One of the first steps many states took to reduce distracted driving collisions was to remove the phones from drivers’ hands. From banning texting while driving to introducing legal consequences for using the phone handset behind the wheel, numerous states attempted to make roads safer by impacting technology use. The assumption, of course, was that hands-free cell phone use was safer than holding the phone in your hand during a conversation. Unfortunately, this might not be entirely true.
Distractions come in many forms from phone conversations and sipping coffee to personal grooming and manipulating a GPS menu. These distractions are typically categorized in three ways: cognitive distractions, manual distractions and visual distractions. These categories represent whether it is the driver’s hands, eyes or mind that are distracted from the act of safely controlling the vehicle. Unfortunately, removing the manual distraction of holding a cell phone during a call still leaves the cognitive distraction of the conversation itself.
Is this the cognitive workload?
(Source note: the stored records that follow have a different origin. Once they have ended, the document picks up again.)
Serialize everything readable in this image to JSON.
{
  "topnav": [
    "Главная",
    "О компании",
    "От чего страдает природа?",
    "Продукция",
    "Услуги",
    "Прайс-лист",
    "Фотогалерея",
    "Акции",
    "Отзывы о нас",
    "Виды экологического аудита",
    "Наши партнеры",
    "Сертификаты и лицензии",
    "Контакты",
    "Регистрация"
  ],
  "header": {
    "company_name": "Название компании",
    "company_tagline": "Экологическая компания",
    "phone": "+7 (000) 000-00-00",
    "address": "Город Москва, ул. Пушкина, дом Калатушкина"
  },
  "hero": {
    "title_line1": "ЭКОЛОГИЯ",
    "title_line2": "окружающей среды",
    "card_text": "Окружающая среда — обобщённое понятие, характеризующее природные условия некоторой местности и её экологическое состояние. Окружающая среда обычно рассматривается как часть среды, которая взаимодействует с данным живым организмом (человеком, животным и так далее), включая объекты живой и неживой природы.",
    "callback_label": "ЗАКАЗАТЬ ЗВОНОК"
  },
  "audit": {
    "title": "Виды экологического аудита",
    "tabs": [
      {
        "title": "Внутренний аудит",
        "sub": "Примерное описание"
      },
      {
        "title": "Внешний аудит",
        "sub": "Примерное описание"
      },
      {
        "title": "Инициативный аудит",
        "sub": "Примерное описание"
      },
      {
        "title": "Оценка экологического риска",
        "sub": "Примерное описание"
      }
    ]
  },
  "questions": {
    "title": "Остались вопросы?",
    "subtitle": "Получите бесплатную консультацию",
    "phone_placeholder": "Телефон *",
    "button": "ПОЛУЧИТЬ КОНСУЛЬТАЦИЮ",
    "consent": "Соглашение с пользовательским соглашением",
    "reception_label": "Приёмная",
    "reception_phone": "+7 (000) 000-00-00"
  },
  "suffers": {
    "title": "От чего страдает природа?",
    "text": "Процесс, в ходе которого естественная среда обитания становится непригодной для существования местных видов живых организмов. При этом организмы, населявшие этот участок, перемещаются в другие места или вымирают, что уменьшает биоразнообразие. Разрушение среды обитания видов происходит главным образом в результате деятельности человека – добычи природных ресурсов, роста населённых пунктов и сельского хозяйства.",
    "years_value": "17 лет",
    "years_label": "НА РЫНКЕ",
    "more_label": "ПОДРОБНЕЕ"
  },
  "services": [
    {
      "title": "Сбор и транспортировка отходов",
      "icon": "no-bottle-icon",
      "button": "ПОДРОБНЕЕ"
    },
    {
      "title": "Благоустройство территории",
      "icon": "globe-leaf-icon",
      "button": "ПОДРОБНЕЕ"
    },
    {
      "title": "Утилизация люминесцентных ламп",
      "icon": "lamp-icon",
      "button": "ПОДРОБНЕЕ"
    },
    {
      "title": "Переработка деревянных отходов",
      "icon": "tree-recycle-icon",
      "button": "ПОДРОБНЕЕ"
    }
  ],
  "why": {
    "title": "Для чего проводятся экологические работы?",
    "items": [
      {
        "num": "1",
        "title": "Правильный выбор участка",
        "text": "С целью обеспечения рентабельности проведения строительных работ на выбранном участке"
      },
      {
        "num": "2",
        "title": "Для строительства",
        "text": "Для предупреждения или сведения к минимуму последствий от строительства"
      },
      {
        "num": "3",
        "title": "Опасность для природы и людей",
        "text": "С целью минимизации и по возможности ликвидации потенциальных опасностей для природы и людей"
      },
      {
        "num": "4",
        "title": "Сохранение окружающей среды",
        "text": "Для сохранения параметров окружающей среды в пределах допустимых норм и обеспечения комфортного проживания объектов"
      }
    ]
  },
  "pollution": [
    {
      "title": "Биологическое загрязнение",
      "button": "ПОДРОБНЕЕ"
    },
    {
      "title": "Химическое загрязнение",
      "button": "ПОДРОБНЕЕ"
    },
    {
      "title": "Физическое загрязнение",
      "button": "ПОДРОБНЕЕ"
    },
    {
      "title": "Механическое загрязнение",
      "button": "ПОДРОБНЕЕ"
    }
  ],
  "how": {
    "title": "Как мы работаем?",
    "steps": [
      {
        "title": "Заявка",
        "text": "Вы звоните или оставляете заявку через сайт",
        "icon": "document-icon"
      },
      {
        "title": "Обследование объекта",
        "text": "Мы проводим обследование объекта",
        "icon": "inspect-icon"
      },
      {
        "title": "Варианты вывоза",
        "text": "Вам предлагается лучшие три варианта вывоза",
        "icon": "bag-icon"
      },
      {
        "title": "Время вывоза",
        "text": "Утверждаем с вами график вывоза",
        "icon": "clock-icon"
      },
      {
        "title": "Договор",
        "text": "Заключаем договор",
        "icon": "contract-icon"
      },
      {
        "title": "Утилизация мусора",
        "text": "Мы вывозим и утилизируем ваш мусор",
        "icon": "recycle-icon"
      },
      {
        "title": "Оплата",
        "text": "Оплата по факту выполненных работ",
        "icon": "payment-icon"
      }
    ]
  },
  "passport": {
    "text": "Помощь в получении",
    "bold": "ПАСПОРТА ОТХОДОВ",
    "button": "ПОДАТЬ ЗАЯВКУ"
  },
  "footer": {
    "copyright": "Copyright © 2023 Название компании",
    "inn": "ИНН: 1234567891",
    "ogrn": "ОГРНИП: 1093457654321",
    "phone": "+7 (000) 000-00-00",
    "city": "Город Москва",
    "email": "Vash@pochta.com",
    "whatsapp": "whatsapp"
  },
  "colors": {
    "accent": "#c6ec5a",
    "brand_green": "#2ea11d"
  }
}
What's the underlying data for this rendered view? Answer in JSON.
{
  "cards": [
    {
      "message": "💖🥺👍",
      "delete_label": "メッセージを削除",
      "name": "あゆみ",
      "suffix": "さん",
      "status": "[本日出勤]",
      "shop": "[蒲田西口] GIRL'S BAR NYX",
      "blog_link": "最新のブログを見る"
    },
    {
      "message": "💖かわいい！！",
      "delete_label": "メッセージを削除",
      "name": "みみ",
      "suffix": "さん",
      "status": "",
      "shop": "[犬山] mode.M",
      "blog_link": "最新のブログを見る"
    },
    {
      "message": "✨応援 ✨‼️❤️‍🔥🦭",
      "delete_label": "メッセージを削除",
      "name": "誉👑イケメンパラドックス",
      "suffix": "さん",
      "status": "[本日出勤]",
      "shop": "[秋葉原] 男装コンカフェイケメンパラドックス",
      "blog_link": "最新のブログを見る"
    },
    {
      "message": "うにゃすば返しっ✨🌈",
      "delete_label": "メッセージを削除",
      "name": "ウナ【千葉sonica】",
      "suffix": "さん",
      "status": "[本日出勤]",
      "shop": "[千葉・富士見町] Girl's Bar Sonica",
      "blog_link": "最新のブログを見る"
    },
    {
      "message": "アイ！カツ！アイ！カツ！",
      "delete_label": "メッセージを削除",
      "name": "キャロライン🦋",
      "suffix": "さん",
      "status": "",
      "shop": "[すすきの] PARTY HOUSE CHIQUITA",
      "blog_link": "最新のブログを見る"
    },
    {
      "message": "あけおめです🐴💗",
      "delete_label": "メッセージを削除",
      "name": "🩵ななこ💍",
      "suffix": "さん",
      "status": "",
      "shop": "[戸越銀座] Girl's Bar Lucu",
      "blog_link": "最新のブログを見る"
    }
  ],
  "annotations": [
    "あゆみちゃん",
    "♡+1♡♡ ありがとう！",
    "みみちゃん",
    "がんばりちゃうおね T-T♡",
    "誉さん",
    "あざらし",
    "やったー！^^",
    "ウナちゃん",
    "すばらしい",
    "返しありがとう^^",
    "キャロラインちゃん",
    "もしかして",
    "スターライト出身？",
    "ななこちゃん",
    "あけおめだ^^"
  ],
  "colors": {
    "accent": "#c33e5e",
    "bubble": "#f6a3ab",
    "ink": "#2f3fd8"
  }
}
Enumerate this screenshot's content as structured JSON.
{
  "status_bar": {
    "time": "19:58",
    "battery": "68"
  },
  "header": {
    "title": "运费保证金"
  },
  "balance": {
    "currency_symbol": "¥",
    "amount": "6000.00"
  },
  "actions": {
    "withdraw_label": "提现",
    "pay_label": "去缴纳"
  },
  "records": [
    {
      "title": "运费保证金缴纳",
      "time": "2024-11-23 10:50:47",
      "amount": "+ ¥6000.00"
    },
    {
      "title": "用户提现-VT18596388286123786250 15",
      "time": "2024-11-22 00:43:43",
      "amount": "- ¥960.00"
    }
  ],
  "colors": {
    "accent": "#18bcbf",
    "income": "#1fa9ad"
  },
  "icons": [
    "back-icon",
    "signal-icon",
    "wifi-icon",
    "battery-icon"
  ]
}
Through various studies, many researchers equate this distraction to an increased cognitive workload. Drivers often believe they have the experience necessary to multitask while behind the wheel. Unfortunately, attempting to multitask simply forces the brain to switch between tasks quickly, never focusing on one for very long. This can be troublesome in complex driving situations involving challenging weather conditions or heavy traffic. Numerous studies have shown that drivers cannot efficiently share their attention between tasks because both tasks are drawing from the same pool of cognitive resources.
While keeping your hands firmly on the steering wheel might give you the ability to react to stopped traffic, letting your mind wander might make it more challenging for you to recognize the problematic traffic in the first place. It is important to remove as many obstacles to your attention as possible while driving. Even an experienced driver can be overwhelmed by distractions while behind the wheel.